→ **Exercise requirements**
Filter the records below for the word "data". Copy each line that holds it.

→ **Material provided**
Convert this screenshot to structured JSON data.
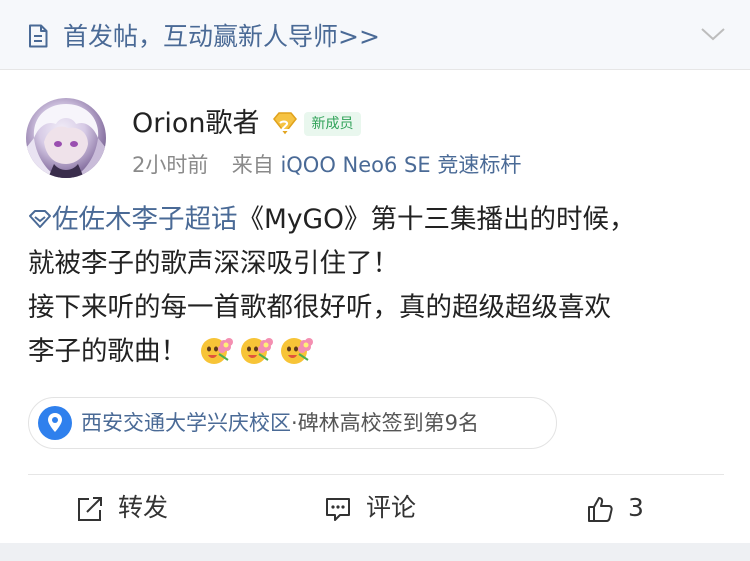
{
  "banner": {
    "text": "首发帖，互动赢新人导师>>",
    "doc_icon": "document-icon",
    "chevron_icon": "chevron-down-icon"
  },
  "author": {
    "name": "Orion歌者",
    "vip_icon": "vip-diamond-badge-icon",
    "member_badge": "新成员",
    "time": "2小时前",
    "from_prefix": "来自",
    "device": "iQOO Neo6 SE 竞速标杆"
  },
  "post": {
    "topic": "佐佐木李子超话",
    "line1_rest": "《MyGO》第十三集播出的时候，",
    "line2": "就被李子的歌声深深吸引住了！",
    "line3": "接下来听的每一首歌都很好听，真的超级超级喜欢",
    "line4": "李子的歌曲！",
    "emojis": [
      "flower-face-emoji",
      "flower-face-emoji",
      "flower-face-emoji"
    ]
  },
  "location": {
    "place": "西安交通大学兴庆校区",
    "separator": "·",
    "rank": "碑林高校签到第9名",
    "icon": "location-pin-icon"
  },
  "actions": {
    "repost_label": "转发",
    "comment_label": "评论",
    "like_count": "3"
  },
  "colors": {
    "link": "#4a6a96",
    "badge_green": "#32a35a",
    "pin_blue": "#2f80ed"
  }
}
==
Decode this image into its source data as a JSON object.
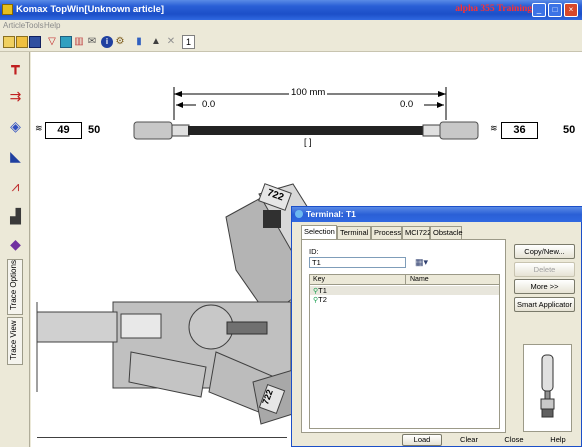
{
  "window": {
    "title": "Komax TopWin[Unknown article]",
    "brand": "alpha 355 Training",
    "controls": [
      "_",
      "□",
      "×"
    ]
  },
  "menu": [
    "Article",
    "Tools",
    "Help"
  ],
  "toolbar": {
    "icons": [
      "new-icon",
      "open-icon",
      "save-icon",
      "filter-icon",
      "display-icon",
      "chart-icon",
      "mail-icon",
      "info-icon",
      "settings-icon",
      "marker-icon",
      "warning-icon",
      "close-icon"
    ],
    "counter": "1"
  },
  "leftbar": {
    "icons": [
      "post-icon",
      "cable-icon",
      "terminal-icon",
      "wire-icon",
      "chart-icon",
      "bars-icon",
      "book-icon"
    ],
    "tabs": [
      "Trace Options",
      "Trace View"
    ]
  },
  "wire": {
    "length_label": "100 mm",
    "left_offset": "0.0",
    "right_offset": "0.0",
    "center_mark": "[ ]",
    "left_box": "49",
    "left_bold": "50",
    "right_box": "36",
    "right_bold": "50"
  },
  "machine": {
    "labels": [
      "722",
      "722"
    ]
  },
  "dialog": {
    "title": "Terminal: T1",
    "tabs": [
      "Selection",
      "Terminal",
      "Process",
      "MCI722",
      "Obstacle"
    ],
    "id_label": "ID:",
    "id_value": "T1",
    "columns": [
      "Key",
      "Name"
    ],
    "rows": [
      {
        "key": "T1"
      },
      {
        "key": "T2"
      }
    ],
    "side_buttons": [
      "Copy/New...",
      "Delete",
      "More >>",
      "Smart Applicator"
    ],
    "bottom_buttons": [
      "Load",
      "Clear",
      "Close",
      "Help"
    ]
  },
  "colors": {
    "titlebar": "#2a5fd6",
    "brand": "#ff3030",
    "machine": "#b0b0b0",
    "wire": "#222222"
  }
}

→ **Completed task**
Convert this screenshot to structured JSON data.
Decode this image into its source data as a JSON object.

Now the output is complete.